» Task to carry out: Select and reproduce each line of the listing below that bears the string "displayed".

» Source data:
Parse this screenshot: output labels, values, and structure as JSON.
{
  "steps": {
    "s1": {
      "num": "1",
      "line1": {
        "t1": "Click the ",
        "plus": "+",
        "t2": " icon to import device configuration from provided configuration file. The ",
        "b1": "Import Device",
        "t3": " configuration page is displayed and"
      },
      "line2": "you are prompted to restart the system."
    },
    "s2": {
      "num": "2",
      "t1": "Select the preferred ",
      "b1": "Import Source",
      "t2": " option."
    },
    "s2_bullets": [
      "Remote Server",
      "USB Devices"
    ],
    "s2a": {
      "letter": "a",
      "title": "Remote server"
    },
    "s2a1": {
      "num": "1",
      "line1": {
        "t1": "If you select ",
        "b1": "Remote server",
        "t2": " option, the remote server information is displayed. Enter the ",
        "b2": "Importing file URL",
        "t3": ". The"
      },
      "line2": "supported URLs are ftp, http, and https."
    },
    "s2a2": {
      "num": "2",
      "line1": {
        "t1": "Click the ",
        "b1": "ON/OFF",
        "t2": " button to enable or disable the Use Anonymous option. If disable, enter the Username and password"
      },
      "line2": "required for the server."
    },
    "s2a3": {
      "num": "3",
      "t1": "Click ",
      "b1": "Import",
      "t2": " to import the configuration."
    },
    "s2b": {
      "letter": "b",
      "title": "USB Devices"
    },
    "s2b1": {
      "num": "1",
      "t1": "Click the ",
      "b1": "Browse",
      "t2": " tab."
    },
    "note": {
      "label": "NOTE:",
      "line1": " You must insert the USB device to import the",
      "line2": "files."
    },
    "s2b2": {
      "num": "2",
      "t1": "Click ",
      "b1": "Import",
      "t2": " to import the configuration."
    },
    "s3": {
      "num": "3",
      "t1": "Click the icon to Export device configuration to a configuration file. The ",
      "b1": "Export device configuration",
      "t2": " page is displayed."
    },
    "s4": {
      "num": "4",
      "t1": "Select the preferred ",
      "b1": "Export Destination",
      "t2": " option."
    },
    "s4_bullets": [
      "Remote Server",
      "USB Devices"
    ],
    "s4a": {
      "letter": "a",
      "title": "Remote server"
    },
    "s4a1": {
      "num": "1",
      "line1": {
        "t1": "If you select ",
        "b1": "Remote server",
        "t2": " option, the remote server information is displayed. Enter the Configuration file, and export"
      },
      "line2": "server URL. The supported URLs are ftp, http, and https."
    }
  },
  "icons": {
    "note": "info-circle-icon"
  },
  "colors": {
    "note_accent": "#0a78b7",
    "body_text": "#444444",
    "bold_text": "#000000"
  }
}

» Result of this exercise:
        "t3": " configuration page is displayed and"
        "t2": " option, the remote server information is displayed. Enter the ",
      "t2": " page is displayed."
        "t2": " option, the remote server information is displayed. Enter the Configuration file, and export"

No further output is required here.